### Source material

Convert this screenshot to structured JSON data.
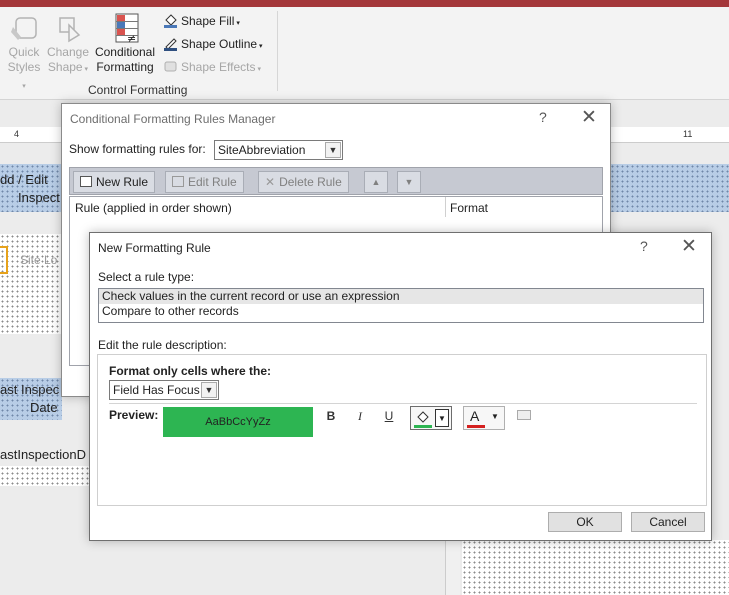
{
  "ribbon": {
    "quick_styles": [
      "Quick",
      "Styles"
    ],
    "change_shape": [
      "Change",
      "Shape"
    ],
    "conditional_formatting": [
      "Conditional",
      "Formatting"
    ],
    "shape_fill": "Shape Fill",
    "shape_outline": "Shape Outline",
    "shape_effects": "Shape Effects",
    "group_label": "Control Formatting"
  },
  "background": {
    "ruler_numbers": [
      "4",
      "11"
    ],
    "form_header_line1": "dd / Edit",
    "form_header_line2": "Inspect",
    "site_field": "Site Lo",
    "last_inspect_line1": "ast Inspec",
    "last_inspect_line2": "Date",
    "last_inspection_field": "astInspectionD"
  },
  "rules_manager": {
    "title": "Conditional Formatting Rules Manager",
    "help": "?",
    "close": "✕",
    "show_rules_for_label": "Show formatting rules for:",
    "show_rules_for_value": "SiteAbbreviation",
    "new_rule": "New Rule",
    "edit_rule": "Edit Rule",
    "delete_rule": "Delete Rule",
    "col_rule": "Rule (applied in order shown)",
    "col_format": "Format"
  },
  "new_rule": {
    "title": "New Formatting Rule",
    "help": "?",
    "close": "✕",
    "select_rule_type_label": "Select a rule type:",
    "rule_types": [
      "Check values in the current record or use an expression",
      "Compare to other records"
    ],
    "edit_description_label": "Edit the rule description:",
    "format_only_label": "Format only cells where the:",
    "condition_value": "Field Has Focus",
    "preview_label": "Preview:",
    "preview_text": "AaBbCcYyZz",
    "preview_bg_color": "#2db552",
    "bold": "B",
    "italic": "I",
    "underline": "U",
    "font_color_letter": "A",
    "ok": "OK",
    "cancel": "Cancel"
  },
  "colors": {
    "fill_underline": "#2db552",
    "font_underline": "#d4201f",
    "title_bar": "#a4373a"
  }
}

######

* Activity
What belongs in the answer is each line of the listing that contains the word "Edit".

* Task output
    "form_header_line1": "dd / Edit",
    "edit_rule": "Edit Rule",
    "edit_description_label": "Edit the rule description:",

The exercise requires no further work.